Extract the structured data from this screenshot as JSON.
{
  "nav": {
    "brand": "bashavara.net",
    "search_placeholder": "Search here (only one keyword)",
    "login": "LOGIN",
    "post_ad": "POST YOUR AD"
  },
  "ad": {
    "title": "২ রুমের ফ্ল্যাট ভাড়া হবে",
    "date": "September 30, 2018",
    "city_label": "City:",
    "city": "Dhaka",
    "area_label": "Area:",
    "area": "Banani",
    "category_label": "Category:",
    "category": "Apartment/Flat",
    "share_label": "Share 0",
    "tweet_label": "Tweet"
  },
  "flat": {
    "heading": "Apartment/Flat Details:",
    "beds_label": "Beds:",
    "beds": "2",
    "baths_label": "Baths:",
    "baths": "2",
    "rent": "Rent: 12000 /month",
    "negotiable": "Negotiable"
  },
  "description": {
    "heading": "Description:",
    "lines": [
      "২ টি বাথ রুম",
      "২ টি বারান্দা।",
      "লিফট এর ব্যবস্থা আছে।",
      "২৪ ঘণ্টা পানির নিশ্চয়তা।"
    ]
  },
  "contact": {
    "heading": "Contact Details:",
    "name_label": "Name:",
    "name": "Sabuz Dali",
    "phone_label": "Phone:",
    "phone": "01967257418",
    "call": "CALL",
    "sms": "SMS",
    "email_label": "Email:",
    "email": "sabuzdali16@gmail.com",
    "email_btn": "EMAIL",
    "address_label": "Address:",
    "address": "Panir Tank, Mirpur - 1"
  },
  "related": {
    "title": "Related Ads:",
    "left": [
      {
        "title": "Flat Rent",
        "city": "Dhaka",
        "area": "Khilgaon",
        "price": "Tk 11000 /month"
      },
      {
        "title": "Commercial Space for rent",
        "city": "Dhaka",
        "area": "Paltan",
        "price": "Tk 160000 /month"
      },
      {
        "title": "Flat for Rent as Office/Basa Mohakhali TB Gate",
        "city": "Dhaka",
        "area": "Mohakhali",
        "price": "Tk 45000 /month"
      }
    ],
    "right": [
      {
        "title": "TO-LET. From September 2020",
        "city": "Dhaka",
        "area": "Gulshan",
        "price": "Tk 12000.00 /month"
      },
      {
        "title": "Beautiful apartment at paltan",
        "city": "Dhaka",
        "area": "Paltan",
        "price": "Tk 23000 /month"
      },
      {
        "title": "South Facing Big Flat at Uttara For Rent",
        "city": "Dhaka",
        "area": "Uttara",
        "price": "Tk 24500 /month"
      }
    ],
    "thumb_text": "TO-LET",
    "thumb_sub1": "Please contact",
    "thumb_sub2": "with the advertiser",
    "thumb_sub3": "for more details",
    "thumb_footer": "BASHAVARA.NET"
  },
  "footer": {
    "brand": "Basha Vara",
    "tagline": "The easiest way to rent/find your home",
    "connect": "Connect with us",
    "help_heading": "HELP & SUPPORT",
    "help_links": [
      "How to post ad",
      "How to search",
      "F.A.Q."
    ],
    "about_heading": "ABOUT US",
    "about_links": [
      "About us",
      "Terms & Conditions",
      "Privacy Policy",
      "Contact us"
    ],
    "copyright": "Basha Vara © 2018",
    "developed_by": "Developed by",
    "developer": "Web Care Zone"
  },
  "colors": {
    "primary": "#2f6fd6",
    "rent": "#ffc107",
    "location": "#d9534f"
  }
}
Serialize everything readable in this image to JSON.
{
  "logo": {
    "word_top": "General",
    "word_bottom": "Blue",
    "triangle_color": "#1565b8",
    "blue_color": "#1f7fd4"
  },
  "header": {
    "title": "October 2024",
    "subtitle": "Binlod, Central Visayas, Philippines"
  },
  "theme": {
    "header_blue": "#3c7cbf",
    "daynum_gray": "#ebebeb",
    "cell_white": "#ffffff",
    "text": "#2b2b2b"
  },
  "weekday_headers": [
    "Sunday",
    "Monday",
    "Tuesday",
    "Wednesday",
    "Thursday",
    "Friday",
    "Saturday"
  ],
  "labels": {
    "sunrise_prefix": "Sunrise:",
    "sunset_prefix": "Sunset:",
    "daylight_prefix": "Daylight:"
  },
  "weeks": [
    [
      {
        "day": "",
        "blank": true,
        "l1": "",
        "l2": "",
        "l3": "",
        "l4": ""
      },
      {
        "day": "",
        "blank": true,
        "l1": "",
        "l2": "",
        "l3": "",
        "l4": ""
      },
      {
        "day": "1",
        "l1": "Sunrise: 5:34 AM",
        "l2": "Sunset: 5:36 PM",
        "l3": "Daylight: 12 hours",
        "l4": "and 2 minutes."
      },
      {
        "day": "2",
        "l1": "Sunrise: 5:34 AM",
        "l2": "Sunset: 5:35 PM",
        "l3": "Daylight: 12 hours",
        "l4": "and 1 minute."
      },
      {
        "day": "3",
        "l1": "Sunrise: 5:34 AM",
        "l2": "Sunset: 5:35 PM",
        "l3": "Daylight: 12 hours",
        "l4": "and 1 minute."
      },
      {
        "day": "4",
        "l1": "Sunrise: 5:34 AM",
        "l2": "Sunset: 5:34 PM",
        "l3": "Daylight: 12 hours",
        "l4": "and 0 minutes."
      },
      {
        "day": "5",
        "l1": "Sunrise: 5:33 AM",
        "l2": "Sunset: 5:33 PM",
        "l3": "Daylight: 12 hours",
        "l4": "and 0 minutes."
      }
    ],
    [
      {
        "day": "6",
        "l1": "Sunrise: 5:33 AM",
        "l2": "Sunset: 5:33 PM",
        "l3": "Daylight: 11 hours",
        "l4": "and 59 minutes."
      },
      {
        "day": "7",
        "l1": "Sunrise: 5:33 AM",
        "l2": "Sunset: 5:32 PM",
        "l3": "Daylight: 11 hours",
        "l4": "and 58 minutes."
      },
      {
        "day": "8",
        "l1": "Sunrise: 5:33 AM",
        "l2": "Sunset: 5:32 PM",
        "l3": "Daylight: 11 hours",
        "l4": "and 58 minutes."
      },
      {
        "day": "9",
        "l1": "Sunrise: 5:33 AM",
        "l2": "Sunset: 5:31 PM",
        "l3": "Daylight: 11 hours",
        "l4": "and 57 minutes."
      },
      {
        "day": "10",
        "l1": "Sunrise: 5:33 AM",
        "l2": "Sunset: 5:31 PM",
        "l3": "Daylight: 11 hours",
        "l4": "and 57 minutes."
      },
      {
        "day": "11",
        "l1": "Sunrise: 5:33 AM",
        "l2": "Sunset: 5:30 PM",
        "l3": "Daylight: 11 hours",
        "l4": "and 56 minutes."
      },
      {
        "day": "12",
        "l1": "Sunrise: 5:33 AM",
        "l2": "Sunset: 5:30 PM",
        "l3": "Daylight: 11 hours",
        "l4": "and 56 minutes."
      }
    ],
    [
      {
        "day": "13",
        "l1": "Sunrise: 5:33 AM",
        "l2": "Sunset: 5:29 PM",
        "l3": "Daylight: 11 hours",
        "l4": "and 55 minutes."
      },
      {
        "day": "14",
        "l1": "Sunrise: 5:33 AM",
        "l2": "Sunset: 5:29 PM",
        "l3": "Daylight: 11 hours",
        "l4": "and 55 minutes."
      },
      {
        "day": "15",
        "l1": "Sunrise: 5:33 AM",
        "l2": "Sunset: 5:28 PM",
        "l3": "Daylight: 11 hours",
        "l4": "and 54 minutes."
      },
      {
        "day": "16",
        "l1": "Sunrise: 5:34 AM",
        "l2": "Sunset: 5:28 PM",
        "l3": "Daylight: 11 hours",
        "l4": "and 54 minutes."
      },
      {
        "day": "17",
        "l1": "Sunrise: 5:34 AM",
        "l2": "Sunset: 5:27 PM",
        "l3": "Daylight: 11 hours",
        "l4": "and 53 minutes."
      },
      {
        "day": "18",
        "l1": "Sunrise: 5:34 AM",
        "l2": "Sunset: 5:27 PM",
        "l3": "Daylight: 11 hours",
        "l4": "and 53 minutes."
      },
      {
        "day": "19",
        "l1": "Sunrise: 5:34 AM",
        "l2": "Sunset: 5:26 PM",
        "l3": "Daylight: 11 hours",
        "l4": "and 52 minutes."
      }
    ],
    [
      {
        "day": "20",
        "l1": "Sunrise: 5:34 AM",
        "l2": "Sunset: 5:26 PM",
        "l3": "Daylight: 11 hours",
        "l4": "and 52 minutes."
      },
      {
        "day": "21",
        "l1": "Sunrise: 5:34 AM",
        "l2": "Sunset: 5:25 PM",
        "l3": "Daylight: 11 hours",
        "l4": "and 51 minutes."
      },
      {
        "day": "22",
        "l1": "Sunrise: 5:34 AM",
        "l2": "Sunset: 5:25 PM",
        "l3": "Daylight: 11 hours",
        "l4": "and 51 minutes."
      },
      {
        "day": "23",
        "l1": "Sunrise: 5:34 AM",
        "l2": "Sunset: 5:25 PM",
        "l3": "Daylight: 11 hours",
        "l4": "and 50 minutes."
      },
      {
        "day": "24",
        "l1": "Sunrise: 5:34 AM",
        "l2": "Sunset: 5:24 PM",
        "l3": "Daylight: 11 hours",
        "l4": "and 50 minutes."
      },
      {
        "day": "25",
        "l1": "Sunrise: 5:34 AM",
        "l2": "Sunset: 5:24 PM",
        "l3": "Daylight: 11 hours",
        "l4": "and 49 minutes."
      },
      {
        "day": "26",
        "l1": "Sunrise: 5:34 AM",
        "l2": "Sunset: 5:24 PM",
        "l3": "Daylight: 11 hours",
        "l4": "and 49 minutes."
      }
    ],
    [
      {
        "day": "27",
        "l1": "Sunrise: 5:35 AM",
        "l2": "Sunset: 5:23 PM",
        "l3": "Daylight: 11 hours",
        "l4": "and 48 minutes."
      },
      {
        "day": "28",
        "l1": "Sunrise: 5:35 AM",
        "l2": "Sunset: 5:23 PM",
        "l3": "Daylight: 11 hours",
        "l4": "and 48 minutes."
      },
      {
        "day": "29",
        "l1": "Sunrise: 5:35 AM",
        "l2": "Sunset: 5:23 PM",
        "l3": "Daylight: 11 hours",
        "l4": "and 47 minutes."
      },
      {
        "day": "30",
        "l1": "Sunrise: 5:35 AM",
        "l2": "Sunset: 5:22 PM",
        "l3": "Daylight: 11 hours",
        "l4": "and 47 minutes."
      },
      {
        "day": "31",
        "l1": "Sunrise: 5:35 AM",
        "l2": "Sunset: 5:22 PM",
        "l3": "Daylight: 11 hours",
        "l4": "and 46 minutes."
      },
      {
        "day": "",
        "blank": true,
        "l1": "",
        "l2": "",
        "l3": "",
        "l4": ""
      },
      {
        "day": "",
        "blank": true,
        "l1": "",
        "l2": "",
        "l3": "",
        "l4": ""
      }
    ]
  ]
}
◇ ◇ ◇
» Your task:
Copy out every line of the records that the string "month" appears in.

» Exercise solution:
    "rent": "Rent: 12000 /month",
        "price": "Tk 11000 /month"
        "price": "Tk 160000 /month"
        "price": "Tk 45000 /month"
        "price": "Tk 12000.00 /month"
        "price": "Tk 23000 /month"
        "price": "Tk 24500 /month"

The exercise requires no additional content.